Learning the Lessons of Israel’s War of Attrition with Egypt

Today marks the 53rd anniversary of Israel’s much-remembered victory in the Six-Day War. Only three weeks later, Egyptian forces violated the ceasefire by attacking Israeli troops near the Suez Canal—beginning the largely forgotten War of Attrition. With help from the USSR, the Egyptian president Gamal Abdel Nasser would attempt, through repeated, small-scale attacks, to force Jerusalem to withdraw from the territory it had recently acquired. Sean Durns considers this conflict, the failed attempts to end it, and its lessons for the present:

In June 1970, the U.S. secretary of state William Rogers introduced a [peace] plan, which included a 90-day ceasefire. [Israel’s then-Prime Minister Golda] Meir, worrying that Egypt would exploit the ceasefire for military benefit, was inclined to oppose it. But the U.S. made clear that doing so would come at the cost of promised military aid. Eventually American reassurances—including that no Israeli soldier would be withdrawn from the present lines until a binding peace agreement was achieved—[convinced] the Meir government to accept the plan.

The ceasefire began on August 8, 1970. Yet, in the hours before it took effect, Israeli aerial surveillance witnessed Egyptian soldiers moving Russian surface-to-air missiles into place on their side—despite the fact that the agreements forbade moving military equipment into the area. . . . Washington, however, initially denied that any violations had occurred. By September, the U.S. State Department grudgingly admitted that, in fact, they had been violated, but no consequences followed.

Those missiles would exact a devastating toll on Israel three years later, when Egypt initiated what became known as the Yom Kippur War. While Israel would eventually rebound, the dramatic losses of that war’s early days were the result, in part, of what flowed from the Rogers plan. Just as Meir had feared, Israel’s enemies had exploited the U.S.-backed agreement, taking full advantage of American naiveté.

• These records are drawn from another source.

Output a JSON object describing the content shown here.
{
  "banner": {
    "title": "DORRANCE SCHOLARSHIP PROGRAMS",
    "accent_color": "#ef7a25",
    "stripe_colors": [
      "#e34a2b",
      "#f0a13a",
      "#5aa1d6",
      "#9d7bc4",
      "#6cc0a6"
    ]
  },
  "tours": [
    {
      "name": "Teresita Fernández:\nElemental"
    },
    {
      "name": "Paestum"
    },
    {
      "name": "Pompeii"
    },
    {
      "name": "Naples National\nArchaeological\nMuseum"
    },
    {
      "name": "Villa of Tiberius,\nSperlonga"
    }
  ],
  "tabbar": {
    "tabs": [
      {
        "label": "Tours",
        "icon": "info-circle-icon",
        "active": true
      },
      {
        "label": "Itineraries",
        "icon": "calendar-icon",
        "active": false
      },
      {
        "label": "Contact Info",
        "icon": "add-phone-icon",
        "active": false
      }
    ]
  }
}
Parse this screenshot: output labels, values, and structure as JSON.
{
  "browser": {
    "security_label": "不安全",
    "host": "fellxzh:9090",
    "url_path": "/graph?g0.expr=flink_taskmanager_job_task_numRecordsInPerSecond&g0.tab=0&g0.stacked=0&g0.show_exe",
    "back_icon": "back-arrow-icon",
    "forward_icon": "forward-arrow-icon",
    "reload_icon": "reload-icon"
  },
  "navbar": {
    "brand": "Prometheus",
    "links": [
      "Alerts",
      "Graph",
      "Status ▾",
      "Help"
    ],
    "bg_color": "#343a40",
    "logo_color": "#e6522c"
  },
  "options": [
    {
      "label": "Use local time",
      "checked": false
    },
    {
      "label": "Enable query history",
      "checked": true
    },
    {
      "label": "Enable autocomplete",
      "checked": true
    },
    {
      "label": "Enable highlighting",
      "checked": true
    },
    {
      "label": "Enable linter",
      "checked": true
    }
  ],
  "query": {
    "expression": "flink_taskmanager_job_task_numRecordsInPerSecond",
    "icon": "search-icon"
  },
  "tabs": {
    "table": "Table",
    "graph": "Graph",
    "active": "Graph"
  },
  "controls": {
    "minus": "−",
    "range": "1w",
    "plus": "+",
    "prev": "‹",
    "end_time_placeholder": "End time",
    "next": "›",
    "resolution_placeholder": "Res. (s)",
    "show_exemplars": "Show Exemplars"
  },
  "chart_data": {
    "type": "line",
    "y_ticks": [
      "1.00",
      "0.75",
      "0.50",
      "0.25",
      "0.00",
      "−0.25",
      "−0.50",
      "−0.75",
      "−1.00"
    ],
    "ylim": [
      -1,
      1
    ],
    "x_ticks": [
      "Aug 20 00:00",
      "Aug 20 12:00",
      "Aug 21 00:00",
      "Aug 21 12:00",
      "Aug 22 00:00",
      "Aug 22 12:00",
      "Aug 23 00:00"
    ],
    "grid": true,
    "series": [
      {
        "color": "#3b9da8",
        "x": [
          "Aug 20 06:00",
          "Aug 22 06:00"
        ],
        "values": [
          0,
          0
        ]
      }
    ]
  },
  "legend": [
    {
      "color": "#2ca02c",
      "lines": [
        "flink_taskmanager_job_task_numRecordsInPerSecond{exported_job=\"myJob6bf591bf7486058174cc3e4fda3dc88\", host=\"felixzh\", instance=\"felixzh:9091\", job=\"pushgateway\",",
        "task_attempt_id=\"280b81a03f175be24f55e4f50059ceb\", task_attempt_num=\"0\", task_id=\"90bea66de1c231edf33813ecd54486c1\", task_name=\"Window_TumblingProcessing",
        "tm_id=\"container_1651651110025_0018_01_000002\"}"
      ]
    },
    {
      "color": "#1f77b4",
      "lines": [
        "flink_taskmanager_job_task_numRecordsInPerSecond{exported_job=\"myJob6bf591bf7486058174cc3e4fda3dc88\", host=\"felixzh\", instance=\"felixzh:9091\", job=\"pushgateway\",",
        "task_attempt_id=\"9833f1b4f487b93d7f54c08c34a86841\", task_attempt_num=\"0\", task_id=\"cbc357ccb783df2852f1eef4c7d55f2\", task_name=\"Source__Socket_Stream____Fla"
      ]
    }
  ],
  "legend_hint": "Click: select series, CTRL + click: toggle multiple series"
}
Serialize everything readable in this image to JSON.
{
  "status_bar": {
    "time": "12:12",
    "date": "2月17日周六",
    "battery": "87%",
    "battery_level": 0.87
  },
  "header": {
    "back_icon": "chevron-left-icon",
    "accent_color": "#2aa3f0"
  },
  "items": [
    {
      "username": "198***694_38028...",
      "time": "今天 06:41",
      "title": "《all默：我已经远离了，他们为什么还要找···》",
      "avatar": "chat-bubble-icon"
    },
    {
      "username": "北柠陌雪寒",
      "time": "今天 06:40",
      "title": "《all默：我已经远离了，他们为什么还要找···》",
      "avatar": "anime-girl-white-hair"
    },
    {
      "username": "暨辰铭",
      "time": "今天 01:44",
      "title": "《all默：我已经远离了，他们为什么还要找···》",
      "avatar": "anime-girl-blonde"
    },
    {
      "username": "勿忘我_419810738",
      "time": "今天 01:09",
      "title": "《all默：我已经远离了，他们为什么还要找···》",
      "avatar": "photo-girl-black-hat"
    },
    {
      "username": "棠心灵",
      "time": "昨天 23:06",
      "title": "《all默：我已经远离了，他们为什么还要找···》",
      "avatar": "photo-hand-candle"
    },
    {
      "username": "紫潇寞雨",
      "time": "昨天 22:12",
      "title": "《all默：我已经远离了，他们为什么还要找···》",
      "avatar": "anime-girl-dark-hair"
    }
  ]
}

The slow, intermittent fighting during the War of Attrition was a precursor of many of Israel’s subsequent wars, from Lebanon to the second intifada. And it would not be the last time that international actors and allies would encourage Israel to accept agreements requiring it to make concessions without receiving in return the commensurate peace.

Read more at Jerusalem Post

More about: Egypt, Golda Meir, Israeli history, US-Israel relations, War of Attrition

Ordinary Gazans Are Turning against Hamas—and Its Western Sympathizers

In the past few days, difficult-to-confirm reports have emerged of unrest in the Gaza Strip, and of civilians throwing stones at Hamas operatives. A recent video from Al Jazeera showed a Gazan declaring that “God will bring Qatar and Turkey to account” for the suffering of Palestinians in the current war. Being an agent of the Qatari government, the journalist turned away, and then pushed the interviewee with his hand to prevent him from getting near the microphone. Yet this brief exchange contributes much to the ongoing debate about Palestinian support for Hamas, and belies the frequent assertion by experts that the Israeli campaign is only “further radicalizing” the population.

For some time, Joseph Braude has worked with a number of journalists and researchers to interview ordinary Gazans under circumstances where they don’t fear reprisals. He notes that the sorts of opinions they share are rarely heard in Western media, let alone on Al Jazeera or Iran-sponsored outlets:

[A] resident of Khan Younis describes how locals in a bakery spontaneously attacked a Hamas member who had come to buy bread. The incident, hardly imaginable before the present war, reflects a widespread feeling of “disgust,” he says, after Gazan aspirations for “a dignified life and to live in peace” were set back by the Hamas atrocities of October 7.

Fears have grown that this misery will needlessly be prolonged by Westerners who strive, in effect, to perpetuate Hamas rule, according to one Gazan woman. Addressing protesters who have taken to the streets to demand a ceasefire on behalf of Palestinians, she calls on them to make a choice: “Either support the Palestinian people or the Hamas regime that oppresses them.” If protesters harbor a humanitarian motive, she asks, “Why don’t we see them demonstrating against Hamas?”

“Hamas is the destruction of the Palestinian people. We’ve had enough. They need to be wiped out—because if they remain, the people will be wiped out.”

You can watch videos of some of the interviews by clicking the link below.

Read more at Free Press

More about: Gaza War 2023, Hamas, Palestinian public opinion